Share critical internal skills… If anybody is ‘irreplaceable’ as a major cog in your business, integral in your operations and has a skillset nobody else understands, get them to train and mentor a team member now. That way, if they do end up being off work, someone else in the business can do what they do. This is good business practice, anyway – having people like this in the business leaves you vulnerable if they decide to leave short notice, especially if it’s on bad terms. The same goes for the teams in your business – make a plan that if a whole team goes down ‘sick’, another team in your business can cover that team.
Be the best at what you do so you can grow market share. Even if overall consumer and business confidence is dented by the virus – much like the GFC – people still spend money. Let’s say that your market shrinks by 4%; you need to take approximately 4.2% more market share to maintain your sales level. If you are the best at what you do, growing your market share slightly is very achievable. So be growth focused, look for new customers in your current market or new markets, and identify how to truly be the best.
Treat your current customers even better. The last thing you can afford if times are a bit tougher is to lose some of your core existing customers. What can you do to help them realise that you appreciate their business? What can you do to add more value to them? What can you do to be more indispensable to them? How can you help your team to be even better at looking after your customer’s needs and wants? Proactively communicate with them what you are doing to minimise the impact of Covid-19 on them.
Make the most of every lead and opportunity. It continually astounds me how so many businesses don’t have an effective sales system that captures all leads and turns these potential customers into actual customers. When times are a bit uncertain, you need to be even more focused on your sales funnel and understand it fully and know what you can tweak to make a difference. Focus on upping your conversion rate!
Stop the profit leaks in your business. I remember when the GFC hit, it seemed like most businesses considered the ROI of their expenditure about three years too late. We should have been doing it in 2006, not 2009. Whether it is Coronavirus or some other global shock, be proactive in considering what you are spending on now that’s not adding as much as it should, both now and in the future. I’d also review your systems and processes and how your people interact with them to see what isn’t working optimally.

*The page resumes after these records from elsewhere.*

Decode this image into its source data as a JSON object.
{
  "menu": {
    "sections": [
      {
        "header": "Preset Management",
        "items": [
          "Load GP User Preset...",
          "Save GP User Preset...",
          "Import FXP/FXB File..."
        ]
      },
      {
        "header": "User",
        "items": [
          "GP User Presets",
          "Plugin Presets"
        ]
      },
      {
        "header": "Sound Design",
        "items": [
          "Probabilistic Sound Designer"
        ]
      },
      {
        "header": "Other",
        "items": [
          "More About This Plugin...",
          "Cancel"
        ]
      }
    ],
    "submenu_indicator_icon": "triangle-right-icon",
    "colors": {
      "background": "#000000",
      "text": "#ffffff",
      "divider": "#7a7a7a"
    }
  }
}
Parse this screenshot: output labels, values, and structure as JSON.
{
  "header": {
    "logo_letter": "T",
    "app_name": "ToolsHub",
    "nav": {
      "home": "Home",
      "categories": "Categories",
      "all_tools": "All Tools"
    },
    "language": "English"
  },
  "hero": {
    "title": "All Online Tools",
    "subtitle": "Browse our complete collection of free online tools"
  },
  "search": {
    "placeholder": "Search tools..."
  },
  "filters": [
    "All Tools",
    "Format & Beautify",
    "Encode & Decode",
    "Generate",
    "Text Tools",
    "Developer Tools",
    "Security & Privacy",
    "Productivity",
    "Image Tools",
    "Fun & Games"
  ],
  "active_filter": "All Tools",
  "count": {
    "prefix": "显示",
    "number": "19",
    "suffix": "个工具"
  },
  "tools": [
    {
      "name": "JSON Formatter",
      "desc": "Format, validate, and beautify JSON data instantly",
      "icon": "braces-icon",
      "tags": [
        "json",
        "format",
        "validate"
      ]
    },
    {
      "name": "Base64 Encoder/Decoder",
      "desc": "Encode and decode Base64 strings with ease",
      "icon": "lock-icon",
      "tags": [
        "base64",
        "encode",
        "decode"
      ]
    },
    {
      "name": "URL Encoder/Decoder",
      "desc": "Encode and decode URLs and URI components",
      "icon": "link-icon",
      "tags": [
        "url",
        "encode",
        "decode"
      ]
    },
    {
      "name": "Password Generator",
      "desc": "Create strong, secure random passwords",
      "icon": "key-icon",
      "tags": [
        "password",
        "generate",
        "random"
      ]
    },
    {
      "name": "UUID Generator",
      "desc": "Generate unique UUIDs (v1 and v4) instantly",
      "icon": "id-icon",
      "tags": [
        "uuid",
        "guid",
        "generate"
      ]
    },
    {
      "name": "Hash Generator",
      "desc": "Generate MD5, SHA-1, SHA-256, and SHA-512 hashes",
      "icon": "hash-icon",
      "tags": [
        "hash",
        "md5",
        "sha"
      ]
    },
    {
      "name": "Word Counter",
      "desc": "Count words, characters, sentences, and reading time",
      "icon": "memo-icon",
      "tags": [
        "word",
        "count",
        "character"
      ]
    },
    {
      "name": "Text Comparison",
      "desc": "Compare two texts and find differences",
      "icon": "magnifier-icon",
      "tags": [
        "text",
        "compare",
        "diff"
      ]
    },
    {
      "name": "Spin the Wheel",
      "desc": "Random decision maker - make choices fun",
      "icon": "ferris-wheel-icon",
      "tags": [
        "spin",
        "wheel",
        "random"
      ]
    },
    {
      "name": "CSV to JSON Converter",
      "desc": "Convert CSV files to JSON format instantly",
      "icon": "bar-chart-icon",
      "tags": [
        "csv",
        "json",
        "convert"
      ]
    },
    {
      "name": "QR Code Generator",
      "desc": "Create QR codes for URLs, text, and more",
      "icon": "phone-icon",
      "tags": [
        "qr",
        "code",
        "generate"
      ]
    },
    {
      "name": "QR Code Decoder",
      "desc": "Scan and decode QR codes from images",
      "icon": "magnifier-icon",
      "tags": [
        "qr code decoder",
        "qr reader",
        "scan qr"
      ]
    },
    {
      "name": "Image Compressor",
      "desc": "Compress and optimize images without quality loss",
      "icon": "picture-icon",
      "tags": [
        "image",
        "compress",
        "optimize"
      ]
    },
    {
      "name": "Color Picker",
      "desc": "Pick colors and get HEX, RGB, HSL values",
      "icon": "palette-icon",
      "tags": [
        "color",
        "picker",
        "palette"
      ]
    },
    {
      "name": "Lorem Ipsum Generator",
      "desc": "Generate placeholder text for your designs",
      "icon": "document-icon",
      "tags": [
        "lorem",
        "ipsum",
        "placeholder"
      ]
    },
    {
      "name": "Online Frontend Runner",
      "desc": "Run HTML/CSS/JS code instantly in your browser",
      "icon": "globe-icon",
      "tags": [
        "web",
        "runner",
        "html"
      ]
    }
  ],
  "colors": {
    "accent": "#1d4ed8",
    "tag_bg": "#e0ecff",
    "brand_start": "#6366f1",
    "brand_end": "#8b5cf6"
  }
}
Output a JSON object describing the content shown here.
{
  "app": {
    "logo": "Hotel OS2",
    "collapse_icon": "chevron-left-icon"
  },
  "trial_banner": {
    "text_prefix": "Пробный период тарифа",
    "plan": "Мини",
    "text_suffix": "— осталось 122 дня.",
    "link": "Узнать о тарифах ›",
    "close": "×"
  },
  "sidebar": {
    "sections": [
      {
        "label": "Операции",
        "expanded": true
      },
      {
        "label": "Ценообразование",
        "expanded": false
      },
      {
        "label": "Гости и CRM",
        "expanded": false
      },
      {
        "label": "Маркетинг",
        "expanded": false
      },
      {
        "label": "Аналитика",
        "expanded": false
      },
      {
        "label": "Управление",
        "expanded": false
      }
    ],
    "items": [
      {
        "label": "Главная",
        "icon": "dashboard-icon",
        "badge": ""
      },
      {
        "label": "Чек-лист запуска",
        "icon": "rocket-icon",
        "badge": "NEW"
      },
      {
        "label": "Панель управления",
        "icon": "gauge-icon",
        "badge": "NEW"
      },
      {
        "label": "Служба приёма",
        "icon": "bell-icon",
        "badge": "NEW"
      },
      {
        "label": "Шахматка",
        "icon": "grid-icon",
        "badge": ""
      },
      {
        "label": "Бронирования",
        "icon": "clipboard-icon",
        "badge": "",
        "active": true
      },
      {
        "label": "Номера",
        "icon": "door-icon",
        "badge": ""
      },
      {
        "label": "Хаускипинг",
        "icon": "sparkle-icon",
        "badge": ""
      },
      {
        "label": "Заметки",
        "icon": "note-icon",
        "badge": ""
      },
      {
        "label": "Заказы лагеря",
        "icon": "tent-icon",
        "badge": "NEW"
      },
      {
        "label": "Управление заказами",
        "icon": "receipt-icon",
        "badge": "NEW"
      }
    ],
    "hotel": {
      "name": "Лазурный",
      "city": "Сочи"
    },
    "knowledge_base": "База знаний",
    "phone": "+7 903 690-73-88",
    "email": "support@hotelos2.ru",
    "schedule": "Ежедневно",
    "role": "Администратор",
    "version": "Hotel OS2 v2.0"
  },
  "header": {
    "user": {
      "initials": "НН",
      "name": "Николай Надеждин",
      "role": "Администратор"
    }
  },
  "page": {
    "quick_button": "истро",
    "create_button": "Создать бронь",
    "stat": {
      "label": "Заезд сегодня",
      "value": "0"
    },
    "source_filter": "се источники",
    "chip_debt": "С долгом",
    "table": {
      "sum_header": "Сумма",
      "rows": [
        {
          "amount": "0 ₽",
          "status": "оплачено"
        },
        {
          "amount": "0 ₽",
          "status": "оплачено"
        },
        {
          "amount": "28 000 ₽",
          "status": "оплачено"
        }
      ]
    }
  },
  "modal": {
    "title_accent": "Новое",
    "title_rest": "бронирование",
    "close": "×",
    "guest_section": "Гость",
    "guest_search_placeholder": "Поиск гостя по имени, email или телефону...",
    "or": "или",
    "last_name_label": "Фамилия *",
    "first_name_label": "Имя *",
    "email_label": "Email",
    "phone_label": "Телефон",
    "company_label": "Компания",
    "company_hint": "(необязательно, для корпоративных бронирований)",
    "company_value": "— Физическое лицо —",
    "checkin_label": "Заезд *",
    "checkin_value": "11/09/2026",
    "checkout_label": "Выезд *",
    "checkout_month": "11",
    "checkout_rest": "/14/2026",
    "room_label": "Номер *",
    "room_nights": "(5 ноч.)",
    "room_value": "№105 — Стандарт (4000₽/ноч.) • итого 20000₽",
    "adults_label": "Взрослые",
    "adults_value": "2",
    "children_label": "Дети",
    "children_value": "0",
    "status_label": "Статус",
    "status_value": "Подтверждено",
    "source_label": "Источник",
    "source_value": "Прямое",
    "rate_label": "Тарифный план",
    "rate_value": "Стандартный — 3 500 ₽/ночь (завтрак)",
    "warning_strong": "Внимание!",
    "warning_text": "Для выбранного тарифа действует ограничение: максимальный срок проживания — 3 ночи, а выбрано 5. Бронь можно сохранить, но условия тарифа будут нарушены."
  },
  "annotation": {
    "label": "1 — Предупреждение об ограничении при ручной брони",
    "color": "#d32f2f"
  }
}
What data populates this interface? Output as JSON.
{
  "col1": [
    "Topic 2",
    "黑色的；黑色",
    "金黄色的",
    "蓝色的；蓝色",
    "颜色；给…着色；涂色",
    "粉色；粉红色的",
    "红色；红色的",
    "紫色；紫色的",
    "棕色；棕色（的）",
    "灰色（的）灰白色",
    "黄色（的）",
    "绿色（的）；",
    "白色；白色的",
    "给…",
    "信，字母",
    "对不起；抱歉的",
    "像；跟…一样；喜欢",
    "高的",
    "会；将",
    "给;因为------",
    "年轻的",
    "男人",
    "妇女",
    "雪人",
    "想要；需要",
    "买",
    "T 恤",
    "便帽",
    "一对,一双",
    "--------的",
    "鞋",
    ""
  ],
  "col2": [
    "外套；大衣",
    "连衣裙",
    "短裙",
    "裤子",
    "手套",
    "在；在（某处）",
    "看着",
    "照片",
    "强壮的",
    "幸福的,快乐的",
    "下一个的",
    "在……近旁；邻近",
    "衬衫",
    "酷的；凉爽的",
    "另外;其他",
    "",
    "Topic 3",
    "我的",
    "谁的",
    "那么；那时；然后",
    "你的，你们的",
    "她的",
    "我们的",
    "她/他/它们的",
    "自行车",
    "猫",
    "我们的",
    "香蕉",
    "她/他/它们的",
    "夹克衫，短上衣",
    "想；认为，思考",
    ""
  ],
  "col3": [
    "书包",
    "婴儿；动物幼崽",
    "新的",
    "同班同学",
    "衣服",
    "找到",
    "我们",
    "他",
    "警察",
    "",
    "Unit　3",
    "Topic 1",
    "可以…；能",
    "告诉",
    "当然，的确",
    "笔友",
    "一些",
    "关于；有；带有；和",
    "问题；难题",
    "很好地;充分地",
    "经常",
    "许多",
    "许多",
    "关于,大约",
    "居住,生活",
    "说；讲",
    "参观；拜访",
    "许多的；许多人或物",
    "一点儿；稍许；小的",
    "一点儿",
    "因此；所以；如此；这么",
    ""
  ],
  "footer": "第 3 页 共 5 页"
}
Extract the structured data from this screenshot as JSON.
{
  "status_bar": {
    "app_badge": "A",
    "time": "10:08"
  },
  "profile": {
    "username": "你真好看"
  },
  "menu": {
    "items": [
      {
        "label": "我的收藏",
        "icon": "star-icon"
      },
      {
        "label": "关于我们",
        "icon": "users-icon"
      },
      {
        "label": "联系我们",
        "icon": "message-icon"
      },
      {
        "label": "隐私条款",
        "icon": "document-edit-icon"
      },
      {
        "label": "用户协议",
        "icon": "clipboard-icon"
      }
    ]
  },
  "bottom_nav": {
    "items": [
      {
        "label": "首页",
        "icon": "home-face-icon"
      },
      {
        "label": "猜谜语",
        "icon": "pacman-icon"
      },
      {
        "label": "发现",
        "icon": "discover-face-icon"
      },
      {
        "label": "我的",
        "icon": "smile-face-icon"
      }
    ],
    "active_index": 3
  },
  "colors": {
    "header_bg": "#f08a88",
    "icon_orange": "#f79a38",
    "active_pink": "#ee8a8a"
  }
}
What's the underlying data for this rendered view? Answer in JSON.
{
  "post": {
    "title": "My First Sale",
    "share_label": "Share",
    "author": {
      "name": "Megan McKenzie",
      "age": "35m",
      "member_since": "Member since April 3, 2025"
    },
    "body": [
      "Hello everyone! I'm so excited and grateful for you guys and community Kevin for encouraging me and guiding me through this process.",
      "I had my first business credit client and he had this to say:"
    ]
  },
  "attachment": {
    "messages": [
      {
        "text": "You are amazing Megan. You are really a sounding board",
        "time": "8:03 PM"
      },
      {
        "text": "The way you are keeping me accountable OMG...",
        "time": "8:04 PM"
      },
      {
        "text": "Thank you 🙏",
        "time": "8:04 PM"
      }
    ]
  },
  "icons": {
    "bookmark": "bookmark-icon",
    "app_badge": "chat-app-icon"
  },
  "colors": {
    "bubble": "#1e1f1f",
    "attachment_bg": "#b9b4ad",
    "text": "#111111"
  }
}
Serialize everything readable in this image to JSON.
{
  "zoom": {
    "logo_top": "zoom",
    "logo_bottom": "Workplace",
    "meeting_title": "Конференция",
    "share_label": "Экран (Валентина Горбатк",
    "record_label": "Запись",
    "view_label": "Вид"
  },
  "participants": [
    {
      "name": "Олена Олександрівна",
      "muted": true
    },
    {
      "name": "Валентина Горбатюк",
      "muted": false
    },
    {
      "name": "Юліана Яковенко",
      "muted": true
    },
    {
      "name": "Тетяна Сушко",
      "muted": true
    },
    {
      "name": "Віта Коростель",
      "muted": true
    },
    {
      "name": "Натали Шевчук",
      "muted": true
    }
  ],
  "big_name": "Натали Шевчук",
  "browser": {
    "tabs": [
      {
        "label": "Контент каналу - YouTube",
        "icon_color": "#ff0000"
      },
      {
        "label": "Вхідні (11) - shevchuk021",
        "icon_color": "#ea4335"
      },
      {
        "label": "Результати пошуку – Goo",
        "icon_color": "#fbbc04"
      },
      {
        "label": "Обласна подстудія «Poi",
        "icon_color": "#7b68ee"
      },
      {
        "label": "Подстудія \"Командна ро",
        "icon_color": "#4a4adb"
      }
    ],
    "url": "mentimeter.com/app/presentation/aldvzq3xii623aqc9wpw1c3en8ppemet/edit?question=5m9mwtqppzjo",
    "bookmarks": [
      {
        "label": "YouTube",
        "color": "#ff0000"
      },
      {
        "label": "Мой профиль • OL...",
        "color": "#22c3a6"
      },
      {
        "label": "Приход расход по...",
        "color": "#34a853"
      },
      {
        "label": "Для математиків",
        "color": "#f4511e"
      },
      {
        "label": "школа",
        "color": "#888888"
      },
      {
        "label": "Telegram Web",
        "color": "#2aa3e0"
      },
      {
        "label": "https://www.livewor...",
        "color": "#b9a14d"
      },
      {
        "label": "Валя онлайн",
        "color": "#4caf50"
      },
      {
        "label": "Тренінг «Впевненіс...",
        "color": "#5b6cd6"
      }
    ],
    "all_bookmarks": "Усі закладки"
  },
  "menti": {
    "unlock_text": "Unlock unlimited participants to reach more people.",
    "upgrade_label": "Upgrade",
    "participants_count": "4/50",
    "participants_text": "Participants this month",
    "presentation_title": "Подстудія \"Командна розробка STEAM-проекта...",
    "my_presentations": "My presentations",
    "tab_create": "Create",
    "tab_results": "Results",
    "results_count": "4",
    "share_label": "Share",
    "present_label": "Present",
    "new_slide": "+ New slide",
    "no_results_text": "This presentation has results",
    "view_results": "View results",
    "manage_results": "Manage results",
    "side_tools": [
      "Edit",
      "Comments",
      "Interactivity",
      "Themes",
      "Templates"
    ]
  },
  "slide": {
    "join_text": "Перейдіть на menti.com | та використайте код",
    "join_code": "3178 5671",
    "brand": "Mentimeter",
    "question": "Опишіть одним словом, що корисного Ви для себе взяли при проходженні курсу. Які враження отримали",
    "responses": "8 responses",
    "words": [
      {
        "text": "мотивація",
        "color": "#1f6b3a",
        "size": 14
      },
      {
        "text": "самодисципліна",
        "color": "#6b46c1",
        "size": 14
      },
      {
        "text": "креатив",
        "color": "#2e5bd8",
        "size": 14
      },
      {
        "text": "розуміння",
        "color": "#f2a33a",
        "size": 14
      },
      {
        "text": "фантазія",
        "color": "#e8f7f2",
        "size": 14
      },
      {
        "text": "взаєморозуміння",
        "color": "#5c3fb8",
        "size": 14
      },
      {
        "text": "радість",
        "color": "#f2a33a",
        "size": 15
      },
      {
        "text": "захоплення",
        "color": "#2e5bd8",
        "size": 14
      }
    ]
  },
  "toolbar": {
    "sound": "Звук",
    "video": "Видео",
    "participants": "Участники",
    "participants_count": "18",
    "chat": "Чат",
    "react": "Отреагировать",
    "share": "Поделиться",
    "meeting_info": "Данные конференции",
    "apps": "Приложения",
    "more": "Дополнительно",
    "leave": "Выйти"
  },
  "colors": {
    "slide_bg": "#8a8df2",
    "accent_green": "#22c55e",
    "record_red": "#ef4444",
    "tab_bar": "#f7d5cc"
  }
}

Use common sense. As a leader in your business, it is your responsibility to be proactive, remain positive, focus on the facts and to act with common sense. Your team is looking to you for leadership and guidance. It’d pay to give your team a regular update on your businesses approach and view on Coronavirus. Your team and customers will remember how you treat them during these uncertain times. If you consider what the biggest threats are here to your business and identify what you can do proactively to mitigate, you will be well on your way to protecting your business and staff the best way possible. Get clear on your biggest threats and challenges…
Be proactive in managing this thing so that whatever scale this virus hits, you will know you couldn’t have prepared any better.